Project Innovation + Advantages:
Michigan Technological University (MTU), in partnership with General Motors (GM), will develop, validate, and demonstrate a fleet of connected electric vehicles and a mobile cloud-connected computing center. The project will integrate advanced controls with connected and automated vehicle functions and enable: eco-routing, efficient approach and departure from traffic signals and cooperative driving between multiple vehicles, including speed harmonization. Use of the new vehicle dynamic and powertrain controls will allow a 20% reduction in energy consumption and a 6% increase in all-electric driving range through the first-ever implementation and connection of route planning, powertrain energy management, and model-predictive control algorithms. The selected vehicle for the fleet, the 2017 Chevrolet Volt, contains a unique powertrain architecture with multiple operating modes, including all-electric (EV) and hybrid-electric (HEV) modes, allowing the team to optimize numerous powertrain components. This project will use eight Chevrolet Volts in order to demonstrate the idea of platooning in a future automated highway system. In a platoon, vehicles follow closely together at a constant speed, thus reducing drag and lowering energy consumption and emissions. The MTU Mobile Lab (ML) will serve as a control center, vehicle-to-cloud communication hub, and mobile charging station for the fleet of Volts. The ML, a specially designed 18-wheeler, can travel with the fleet and enables real-time traffic simulation and eco-routing. The MTU team includes expertise in powertrain engineering, vehicle controls, algorithm design, and traffic simulation, while the GM team includes experts in the control and engineering of advanced electric powertrains who, if the project is successful, can facilitate the integration of the new control technology into future GM vehicles.

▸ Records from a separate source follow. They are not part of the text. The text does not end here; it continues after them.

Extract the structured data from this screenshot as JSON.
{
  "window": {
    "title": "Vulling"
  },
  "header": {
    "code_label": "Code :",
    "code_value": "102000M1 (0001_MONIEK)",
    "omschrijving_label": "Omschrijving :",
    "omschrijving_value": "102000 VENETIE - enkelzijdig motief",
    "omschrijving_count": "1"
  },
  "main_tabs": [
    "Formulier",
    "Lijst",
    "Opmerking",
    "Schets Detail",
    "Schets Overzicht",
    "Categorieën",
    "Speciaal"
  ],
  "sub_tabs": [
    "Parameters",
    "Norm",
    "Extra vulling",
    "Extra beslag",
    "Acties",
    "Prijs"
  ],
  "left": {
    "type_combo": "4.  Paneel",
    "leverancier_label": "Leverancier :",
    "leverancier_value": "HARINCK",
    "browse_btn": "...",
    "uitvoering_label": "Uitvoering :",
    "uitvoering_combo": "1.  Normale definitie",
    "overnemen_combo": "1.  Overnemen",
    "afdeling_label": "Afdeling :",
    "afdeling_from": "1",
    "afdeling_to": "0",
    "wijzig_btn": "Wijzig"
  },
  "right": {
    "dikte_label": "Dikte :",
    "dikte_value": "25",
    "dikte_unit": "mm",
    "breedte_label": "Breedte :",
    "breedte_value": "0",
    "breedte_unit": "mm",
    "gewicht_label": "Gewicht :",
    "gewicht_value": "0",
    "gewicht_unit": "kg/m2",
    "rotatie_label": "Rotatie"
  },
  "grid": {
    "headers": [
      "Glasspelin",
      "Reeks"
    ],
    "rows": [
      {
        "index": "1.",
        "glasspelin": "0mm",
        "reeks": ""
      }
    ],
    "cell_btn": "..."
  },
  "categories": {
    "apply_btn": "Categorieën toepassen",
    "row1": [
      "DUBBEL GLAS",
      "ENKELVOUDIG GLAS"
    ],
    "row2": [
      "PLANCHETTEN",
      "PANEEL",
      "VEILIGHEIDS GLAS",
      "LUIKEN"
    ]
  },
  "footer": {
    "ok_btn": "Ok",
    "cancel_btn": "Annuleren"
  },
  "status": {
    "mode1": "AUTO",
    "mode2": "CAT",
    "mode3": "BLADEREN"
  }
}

If successful, Michigan Technological University’s project will enable at least an additional 20% reduction in energy consumption and a 6% increase in range of future connected and automated hybrid electric vehicles.
These innovations could lead to a dramatically more efficient domestic vehicle fleet, lessening U.S. dependence on imported oil.
Greater efficiency in transportation can help reduce sector emissions, helping improve urban air quality and decreasing the sector’s carbon footprint.
Innovations would further solidify the United States’ status as a global leader in connected and automated vehicle technology, while a more efficient vehicle fleet would reduce energy cost per mile driven and bolster economic competitiveness.